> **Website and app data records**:

- - -

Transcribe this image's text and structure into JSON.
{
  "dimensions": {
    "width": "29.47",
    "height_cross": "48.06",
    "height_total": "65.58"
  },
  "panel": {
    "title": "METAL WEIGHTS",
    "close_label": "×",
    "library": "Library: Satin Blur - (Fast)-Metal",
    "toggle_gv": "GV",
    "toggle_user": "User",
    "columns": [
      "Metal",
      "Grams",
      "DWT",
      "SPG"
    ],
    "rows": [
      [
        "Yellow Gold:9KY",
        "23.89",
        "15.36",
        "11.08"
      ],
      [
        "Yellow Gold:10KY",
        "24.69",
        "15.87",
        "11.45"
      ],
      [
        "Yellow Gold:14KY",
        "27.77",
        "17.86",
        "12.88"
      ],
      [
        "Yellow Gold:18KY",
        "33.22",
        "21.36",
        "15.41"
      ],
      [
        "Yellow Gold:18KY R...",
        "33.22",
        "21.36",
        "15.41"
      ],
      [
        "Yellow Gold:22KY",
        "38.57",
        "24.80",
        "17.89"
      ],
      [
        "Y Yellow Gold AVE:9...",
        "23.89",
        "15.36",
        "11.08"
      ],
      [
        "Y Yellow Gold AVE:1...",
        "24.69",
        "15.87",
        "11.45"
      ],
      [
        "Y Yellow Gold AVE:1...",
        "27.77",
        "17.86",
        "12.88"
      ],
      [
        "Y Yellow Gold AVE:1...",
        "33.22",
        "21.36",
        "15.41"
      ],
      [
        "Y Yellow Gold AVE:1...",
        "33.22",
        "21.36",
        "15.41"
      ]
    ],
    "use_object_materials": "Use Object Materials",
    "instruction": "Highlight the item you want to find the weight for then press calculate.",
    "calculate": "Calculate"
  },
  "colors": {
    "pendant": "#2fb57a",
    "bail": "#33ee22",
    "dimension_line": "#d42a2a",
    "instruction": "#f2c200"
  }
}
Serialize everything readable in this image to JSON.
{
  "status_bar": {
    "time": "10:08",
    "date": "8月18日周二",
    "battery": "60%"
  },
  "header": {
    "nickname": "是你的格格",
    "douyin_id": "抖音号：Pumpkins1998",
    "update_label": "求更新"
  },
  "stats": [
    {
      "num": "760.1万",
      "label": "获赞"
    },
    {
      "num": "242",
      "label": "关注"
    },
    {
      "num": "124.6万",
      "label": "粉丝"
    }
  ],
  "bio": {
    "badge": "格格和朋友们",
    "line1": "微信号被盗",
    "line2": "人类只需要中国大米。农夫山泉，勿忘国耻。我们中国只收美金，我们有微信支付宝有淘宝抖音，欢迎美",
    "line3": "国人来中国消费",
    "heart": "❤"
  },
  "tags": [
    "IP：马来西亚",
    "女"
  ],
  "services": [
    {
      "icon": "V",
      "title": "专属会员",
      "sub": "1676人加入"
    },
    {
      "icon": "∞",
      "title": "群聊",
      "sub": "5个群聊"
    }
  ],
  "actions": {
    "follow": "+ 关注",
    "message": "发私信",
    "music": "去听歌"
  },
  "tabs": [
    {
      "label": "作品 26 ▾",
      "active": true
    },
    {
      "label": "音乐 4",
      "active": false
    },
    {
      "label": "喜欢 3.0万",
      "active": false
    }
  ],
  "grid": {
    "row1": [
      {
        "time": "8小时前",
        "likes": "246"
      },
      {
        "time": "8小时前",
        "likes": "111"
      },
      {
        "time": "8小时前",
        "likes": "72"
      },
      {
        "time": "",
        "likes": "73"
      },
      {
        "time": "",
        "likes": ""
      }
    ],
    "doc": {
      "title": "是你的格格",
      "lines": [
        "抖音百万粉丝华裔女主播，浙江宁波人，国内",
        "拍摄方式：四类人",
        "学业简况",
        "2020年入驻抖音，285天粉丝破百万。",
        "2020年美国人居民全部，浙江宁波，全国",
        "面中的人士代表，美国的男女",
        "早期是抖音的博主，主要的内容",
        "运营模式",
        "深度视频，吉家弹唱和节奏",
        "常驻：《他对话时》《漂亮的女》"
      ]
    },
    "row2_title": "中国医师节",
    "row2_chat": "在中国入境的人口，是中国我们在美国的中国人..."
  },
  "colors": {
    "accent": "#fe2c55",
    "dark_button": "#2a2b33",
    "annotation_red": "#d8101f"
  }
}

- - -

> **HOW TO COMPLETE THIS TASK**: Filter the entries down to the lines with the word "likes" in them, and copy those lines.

> **RESULT FOR THIS EXERCISE**:
        "likes": "246"
        "likes": "111"
        "likes": "72"
        "likes": "73"
        "likes": ""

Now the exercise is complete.